Set in Amsterdam, we meet a cast of characters, centred on wide boy wheeler dealer Lienzo, whose lives revolve around and reveal the mechanics and machinations of 17th century international trade.
However trade is not just in physical goods but also in what I’d always assumed to be a very 20th/21st century phenomenon, futures…
A less earnestly educational work than A Conspiracy of Paper, The Coffee Trader is a rollicking read with similar themes (crime, economy and social history), lots of detail on Jewish and financial communities (this time in Amsterdam and Portugal rather than London), and the underworld and underbelly of a successful business centre.
Amazon.co.uk link: The Coffee Trader – David Liss

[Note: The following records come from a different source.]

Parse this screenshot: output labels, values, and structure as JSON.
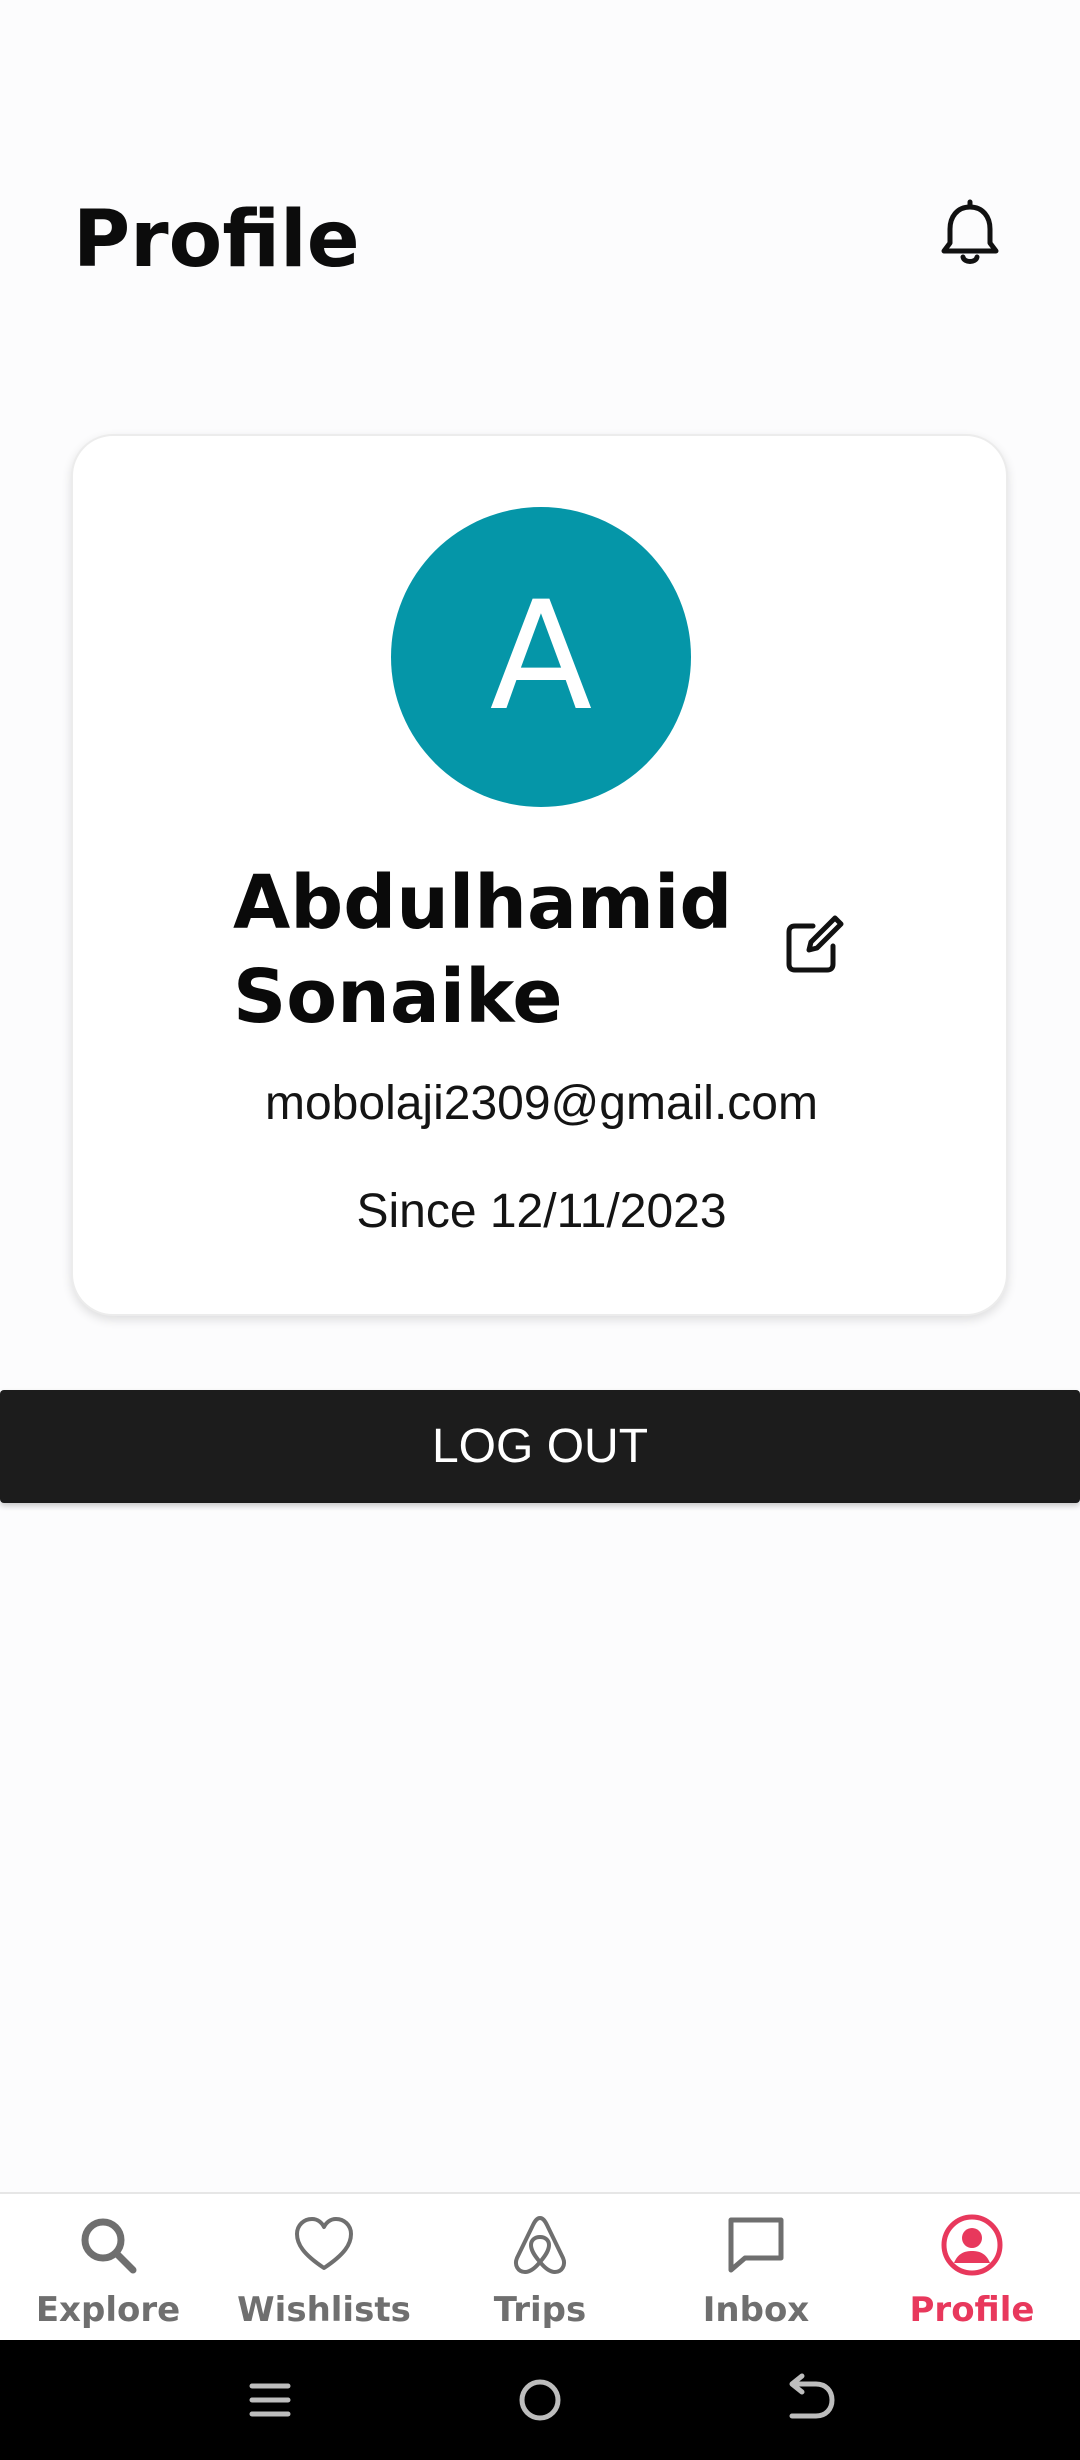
{
  "header": {
    "title": "Profile",
    "notification_icon": "bell-icon"
  },
  "profile": {
    "avatar_initial": "A",
    "avatar_color": "#0596a8",
    "name": "Abdulhamid Sonaike",
    "email": "mobolaji2309@gmail.com",
    "since": "Since 12/11/2023",
    "edit_icon": "edit-icon"
  },
  "actions": {
    "logout_label": "LOG OUT"
  },
  "tabbar": {
    "active_color": "#e8385c",
    "items": [
      {
        "label": "Explore",
        "icon": "search-icon"
      },
      {
        "label": "Wishlists",
        "icon": "heart-icon"
      },
      {
        "label": "Trips",
        "icon": "airbnb-icon"
      },
      {
        "label": "Inbox",
        "icon": "message-icon"
      },
      {
        "label": "Profile",
        "icon": "user-circle-icon",
        "active": true
      }
    ]
  },
  "system_nav": {
    "icons": [
      "recents-icon",
      "home-icon",
      "back-icon"
    ]
  }
}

Set in London the early 18th century, in the era when financial institutions and paper-based monetary systems were emerging in concept and in fact, this book is part murder-mystery, part-historical novel, with lots of detail on the jewish and financial communities in London, as well as its underworld of fist-fighters, gin joints, pick pockets and prostitutes.
It took me a while to get into it – in addition to the breadth of information provided by way of general backgrounds and settings, the main character is a bit of a mish-mash, and I found it hard to get a feel for him. At times it felt like David Liss was just desparate to fit in everything he’d discovered in doing his research.
That said, in the end, I wanted to know what happened enough to take the novel with me on my trip to India and Nepal! I still couldn’t articulate a snappy description of the book when asked by the Gulf Air stewardess though….
Buy it: Amazon link